It was now approaching 10pm and we decided to try one more, having watched the Fraggor guys play Eketorp earlier I was eager to try it and we willingly settled down for a random and chaotic game of Viking based violence. It was fun for around 15 minutes and then became frustrating and ultimately a little pointless, it wasn't helped by the rules translation and the fact that we were all knackered, It was funny to watch Michael insist upon a full rules explanation, despite Nick and I both suggesting we deal with the rules for each situation when they hit, only for his eyes to completely glaze over when I began explaining. This from the guy who at the end of Blue Moon City had claimed he was unaware of the victory conditions despite me, at the point of Nick explaining them, producing a loud Klaxon noise and shouting "AAAOOOGGAH! Nick is explaining the victory conditions, This is a victory condition announcement AAAOOOGGAH!"
Somewhere in all of this we lost Gregor and Callum, who had turned up mid way through our Agricola, when we did see them they seemed to being having fun!

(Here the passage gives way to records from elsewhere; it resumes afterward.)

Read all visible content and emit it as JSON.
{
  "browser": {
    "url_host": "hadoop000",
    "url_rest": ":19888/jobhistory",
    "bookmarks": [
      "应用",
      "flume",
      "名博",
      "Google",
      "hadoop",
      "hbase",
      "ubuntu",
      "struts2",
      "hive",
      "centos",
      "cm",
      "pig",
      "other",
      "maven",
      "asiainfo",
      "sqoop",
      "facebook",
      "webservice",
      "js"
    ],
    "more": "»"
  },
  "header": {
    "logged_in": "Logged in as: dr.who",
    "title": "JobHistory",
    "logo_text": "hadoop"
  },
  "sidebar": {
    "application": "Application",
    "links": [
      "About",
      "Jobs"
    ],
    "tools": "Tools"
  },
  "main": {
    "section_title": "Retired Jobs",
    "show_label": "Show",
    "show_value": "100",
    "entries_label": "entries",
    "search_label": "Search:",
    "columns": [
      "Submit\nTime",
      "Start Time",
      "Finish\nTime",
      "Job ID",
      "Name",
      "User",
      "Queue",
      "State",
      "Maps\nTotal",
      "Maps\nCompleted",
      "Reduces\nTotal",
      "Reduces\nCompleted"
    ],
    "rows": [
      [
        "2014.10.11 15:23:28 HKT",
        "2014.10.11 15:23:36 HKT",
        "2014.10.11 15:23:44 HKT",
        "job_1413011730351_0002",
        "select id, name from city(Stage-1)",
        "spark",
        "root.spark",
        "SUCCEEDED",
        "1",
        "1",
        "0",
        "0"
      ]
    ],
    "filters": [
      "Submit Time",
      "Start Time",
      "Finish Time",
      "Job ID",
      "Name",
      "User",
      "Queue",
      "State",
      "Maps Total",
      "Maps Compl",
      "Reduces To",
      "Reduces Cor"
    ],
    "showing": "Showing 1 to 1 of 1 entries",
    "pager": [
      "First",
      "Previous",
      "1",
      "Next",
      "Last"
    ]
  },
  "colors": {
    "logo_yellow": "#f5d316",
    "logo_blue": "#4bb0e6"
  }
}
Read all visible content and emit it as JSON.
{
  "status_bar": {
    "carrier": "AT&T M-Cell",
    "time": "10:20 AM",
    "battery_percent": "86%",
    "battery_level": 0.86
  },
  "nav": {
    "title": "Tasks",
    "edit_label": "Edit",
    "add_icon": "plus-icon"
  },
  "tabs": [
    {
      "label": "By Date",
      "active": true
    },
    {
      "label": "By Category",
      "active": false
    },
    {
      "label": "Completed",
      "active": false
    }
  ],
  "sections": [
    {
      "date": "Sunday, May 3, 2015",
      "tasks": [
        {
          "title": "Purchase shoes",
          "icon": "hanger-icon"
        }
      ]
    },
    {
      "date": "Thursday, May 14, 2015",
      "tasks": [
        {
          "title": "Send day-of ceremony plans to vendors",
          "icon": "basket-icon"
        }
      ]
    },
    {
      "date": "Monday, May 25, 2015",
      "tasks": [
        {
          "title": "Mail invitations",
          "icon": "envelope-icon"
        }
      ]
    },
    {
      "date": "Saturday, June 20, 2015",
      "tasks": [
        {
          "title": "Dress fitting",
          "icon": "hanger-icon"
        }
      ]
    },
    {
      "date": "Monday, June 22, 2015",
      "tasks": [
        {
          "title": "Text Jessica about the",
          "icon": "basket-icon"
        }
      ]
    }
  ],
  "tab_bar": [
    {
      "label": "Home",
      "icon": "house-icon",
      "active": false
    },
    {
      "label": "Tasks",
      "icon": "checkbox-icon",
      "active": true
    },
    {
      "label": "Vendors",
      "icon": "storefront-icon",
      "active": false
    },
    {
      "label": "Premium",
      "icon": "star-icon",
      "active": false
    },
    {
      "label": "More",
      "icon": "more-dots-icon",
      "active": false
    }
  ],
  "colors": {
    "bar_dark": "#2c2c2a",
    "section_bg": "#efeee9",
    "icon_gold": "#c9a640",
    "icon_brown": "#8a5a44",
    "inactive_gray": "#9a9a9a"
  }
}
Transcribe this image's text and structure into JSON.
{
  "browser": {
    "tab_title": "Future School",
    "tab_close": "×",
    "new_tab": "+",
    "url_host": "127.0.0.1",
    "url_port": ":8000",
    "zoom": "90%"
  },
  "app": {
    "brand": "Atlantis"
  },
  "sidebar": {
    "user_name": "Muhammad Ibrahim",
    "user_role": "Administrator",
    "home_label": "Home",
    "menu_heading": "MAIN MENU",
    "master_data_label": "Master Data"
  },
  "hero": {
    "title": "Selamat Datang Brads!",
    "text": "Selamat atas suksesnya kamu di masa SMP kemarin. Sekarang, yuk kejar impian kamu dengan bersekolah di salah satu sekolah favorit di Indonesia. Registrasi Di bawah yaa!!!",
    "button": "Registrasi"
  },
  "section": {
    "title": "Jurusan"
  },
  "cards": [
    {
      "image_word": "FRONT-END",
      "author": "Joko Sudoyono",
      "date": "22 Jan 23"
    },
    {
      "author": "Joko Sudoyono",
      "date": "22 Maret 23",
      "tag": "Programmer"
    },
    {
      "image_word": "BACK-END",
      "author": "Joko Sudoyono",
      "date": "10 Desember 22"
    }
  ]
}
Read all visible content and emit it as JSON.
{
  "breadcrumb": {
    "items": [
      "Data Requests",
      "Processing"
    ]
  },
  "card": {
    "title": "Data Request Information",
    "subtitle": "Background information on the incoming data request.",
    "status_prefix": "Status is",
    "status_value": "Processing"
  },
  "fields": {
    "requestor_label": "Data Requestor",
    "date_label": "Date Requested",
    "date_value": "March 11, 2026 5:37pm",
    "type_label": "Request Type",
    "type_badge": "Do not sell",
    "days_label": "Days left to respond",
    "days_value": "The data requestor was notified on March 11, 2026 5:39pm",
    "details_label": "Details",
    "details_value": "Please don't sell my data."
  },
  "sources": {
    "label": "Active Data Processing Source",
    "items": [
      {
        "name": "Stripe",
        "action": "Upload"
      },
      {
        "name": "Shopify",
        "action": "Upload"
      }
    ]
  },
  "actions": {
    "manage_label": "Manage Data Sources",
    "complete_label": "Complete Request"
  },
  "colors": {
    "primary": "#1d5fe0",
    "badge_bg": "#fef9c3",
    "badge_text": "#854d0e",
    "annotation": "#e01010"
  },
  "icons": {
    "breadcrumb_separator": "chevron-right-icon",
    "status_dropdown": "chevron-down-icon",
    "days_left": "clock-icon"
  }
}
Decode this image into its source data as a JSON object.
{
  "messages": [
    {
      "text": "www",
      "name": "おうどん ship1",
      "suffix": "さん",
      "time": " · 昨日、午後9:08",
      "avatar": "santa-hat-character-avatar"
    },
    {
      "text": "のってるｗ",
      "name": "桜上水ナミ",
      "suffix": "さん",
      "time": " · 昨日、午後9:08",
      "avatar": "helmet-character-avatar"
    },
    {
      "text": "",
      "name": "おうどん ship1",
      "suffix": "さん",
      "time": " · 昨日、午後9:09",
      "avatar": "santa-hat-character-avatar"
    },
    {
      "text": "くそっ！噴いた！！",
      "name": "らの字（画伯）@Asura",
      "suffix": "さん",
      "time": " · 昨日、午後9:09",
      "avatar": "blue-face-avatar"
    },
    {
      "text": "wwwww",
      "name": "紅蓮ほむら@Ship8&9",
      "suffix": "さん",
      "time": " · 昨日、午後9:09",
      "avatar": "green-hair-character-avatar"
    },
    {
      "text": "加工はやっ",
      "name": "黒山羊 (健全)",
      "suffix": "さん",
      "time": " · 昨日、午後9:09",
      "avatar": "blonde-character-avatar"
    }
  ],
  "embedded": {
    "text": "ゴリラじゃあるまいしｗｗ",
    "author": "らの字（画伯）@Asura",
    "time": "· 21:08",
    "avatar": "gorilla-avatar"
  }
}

Highlight of the day for me remains the moment, when having witnessed a table of thirty something gamers, struggle with the rules to Chinatown, I offered to explain them only then to held to task by one gamer as to the point of a specific mechanic and found myself faced with demands that I explain the purpose of this rule. He was most displeased when I pointed out that he was arguing about the difference between 3 x 2 and 2 x 3 - which essentially were in my mind - THE SAME BLOODY THING!
Ah well, if thats what 12 hours in Glasgow is like, God help me after 72 hours in Essen.